In addition to the flat leather and fabric belts used in belt drives of the early 1900s, industry used hemp or wire rope running in grooved pulleys. These rope systems inspired development of the rubber V-belt, which first appeared in the 1920s. V-belts make use of a wedging action between belt and sheave, thereby developing high driving forces with considerably less belt tension than required by flat belts. This feature reduces loads on bearings. Also, V-belts inherently track better than flat belts and, thus, do not have to be aligned as carefully.

When V-belts first appeared, most applications were for large industrial drives typically requiring 10 to 15 belts between a single pair of shafts. Thus, belts for these industrial drives became known as "multiple" belts, and today they are referred to as "classical multiple" or "heavy-duty conventional" belts. V-belts and sheaves have been standardized, with letter designations running from A through E. These standard sizes are recognized worldwide.

Classical multiple V-belts offer the broadest range of power ratings and generally are the first type of belt drive considered.
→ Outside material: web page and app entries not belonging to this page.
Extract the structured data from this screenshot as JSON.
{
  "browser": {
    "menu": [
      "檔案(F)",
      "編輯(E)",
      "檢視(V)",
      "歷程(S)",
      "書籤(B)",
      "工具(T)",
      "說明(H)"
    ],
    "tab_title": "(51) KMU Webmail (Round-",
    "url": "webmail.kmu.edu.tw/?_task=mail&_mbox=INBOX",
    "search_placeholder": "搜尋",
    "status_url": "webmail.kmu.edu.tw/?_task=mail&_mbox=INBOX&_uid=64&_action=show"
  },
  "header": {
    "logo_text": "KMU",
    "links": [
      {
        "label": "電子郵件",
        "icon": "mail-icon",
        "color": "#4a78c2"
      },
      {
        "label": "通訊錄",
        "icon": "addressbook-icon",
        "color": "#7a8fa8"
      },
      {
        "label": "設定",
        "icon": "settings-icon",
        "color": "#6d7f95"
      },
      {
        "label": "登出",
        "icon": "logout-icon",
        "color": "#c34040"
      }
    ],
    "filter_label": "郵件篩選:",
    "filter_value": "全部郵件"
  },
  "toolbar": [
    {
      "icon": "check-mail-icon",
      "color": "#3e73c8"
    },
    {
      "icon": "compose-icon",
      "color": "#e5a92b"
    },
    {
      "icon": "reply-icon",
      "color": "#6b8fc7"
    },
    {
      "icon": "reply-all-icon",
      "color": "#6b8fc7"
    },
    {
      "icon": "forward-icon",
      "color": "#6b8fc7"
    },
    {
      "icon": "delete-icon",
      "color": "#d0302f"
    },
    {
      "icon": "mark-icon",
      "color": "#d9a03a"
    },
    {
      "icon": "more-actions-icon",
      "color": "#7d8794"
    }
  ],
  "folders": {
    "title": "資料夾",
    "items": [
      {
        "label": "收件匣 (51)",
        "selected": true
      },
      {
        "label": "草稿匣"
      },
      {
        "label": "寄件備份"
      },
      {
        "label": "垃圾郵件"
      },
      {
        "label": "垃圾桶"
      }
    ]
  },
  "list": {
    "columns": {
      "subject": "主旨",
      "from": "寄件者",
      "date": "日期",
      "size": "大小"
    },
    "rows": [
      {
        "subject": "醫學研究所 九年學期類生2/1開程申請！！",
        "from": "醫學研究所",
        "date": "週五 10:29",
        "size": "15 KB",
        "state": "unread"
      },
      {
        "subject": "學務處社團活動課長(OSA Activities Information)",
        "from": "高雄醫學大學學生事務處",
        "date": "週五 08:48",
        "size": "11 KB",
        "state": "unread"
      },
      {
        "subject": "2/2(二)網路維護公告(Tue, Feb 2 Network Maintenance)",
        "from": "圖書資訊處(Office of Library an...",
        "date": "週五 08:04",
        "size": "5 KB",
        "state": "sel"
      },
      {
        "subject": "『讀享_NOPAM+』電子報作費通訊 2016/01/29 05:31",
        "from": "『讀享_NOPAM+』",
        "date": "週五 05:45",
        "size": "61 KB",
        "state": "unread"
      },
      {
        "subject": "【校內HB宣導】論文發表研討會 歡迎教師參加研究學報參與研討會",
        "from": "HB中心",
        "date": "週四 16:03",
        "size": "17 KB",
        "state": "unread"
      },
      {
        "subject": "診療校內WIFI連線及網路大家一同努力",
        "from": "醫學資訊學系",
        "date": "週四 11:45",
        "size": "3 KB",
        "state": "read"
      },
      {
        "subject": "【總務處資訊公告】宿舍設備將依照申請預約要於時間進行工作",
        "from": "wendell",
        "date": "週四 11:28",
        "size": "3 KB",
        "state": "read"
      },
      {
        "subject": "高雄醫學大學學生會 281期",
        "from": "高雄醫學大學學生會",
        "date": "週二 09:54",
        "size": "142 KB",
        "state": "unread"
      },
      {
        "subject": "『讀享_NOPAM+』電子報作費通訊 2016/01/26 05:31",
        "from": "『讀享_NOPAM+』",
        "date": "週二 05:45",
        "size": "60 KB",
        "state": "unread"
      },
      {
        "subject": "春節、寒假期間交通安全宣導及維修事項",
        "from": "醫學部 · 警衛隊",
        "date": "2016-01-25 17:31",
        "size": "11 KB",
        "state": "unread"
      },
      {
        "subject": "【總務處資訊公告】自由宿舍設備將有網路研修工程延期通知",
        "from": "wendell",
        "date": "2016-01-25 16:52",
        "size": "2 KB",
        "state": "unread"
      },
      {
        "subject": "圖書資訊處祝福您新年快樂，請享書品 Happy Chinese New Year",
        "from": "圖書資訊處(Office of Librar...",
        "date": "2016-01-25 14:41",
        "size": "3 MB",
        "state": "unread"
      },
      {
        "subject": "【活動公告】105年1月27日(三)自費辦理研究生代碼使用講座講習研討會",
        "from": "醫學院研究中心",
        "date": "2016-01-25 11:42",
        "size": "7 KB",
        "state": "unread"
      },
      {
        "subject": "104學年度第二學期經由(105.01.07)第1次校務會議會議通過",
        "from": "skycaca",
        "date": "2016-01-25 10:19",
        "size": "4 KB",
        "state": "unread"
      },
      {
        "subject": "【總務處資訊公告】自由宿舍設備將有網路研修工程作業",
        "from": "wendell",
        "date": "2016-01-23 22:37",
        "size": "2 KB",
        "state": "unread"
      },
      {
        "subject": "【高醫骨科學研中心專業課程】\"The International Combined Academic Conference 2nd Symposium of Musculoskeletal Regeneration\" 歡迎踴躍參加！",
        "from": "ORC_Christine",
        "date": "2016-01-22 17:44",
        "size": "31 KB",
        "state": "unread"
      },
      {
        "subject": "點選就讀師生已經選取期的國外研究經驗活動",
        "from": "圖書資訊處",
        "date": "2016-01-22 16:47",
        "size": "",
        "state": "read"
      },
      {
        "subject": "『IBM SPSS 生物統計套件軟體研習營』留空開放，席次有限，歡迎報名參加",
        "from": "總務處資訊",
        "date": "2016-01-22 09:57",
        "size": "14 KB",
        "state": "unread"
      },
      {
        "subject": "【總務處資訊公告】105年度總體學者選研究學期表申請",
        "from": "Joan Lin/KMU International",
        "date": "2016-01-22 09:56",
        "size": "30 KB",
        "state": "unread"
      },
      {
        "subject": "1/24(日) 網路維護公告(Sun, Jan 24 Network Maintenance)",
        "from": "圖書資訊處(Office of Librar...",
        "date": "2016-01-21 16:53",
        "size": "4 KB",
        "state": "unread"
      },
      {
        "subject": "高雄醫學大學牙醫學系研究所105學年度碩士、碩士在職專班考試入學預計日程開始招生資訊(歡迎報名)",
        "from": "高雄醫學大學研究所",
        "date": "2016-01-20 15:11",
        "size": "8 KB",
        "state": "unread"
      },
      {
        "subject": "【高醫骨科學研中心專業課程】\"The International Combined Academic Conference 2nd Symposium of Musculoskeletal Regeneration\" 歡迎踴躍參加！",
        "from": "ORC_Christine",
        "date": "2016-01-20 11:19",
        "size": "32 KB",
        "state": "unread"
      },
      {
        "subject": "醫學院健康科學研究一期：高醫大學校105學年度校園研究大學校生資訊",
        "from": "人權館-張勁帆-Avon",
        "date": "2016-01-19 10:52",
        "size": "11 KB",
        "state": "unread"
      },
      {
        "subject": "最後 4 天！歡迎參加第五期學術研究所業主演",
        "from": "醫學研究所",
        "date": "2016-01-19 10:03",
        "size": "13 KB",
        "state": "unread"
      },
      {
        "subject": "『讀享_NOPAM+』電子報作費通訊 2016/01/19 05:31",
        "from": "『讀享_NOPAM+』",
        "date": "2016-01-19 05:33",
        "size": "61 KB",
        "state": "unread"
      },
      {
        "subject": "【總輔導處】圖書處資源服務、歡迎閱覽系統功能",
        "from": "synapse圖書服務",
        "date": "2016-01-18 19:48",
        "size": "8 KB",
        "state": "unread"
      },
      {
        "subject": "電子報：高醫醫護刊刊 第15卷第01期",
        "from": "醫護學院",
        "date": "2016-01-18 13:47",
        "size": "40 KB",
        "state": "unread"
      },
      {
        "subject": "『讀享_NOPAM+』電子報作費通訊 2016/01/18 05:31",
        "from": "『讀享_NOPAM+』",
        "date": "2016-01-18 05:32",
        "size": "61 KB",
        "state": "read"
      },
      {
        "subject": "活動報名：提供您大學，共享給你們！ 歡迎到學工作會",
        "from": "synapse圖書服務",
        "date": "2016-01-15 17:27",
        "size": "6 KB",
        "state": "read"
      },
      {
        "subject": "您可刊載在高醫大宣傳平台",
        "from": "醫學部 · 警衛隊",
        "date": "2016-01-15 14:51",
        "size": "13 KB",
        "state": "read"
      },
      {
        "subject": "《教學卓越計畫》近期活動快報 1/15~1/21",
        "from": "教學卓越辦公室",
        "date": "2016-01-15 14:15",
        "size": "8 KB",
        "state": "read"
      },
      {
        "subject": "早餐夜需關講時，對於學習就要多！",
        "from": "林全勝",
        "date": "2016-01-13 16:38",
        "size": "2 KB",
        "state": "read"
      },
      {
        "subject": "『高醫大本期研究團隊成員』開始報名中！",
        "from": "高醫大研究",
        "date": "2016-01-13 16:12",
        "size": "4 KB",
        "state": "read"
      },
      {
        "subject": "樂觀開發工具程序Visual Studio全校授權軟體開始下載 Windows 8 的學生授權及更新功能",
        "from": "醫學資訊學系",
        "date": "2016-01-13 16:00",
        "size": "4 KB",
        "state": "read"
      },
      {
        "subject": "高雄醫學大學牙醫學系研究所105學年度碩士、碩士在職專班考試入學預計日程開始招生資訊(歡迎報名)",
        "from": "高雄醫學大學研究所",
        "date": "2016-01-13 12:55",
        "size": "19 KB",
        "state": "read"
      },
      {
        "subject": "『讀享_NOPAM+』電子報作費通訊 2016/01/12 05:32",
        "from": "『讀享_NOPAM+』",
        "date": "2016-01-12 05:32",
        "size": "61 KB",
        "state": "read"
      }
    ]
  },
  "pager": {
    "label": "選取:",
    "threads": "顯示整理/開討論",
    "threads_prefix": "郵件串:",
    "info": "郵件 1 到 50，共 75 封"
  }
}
They are readily available from local distributors and engineered and rated for long, low-maintenance service. Their only drawback when compared with more modern designs is relatively high weight and space requirements. The belt, being of heavy construction, generates high centrifugal forces that place relatively low limits on top speed. Also, the thickness of the belt limits bend radius, thus requiring the need for relatively large sheaves. In practice, these constraints rarely are serious limitations.

Most manufacturers offer two lines of multiple classical belts. One is the "standard" classification based on a fabric-wrapped construction. The wrap provides a protective envelope that tends to prevent damage and prolong life. The other classification is the "premium" or nonwrapped construction. The advantage of this design is that for a given standard size, none of the cross section is allocated to a wrap; thus, the total section consists of working tensile material. This allows rating belts of nonwrapped construction at higher power, section for section.

The lack of wrap makes a belt more vulnerable to damage; therefore, wrapped construction can be thought of as a more conservative selection. In OEM applications, however, service conditions tend to be well defined, and drive systems normally undergo thorough analysis and rigorous testing. Thus, these applications tend to favor nonwrapped construction, where the higher power rating can be used safely by virtue of the thorough engineering applied to possible environmental effects on the belt.

Belts for in-plant use, in contrast, are normally selected according to simple catalog ratings or to fit existing sheaves. Little, if any, attention is given to life testing or environmental effects, so wrapped construction is recommended.

Belts of nonwrapped construction, sometimes called bandless or raw-edge belts, are made with cogs or molded notches on the underside. Cogged belts permit more severe bends, thus allowing operation over smaller pulleys. Belts of standard wrapped construction are not available cogged because the protective envelope is both difficult to manufacture in cog form and also prevents severe bends. Notched belts are more expensive than those having a flat base. However, because they have a higher load-carrying capacity and run on less-expensive, smaller-diameter pulleys, the drive may require fewer notched belts.

Classical V-belts are frequently used individually, particularly in A and B sizes, smallest of the five cross sections. The larger sections, C, D, and E, generally are not used in single-belt drives because of certain cost penalties and inefficiencies encountered when scaling drives upward. The economics are such that for equivalent ratings, multiple belt drives based on A or B sections usually cost less than single-belt drives with C, D, or E sections.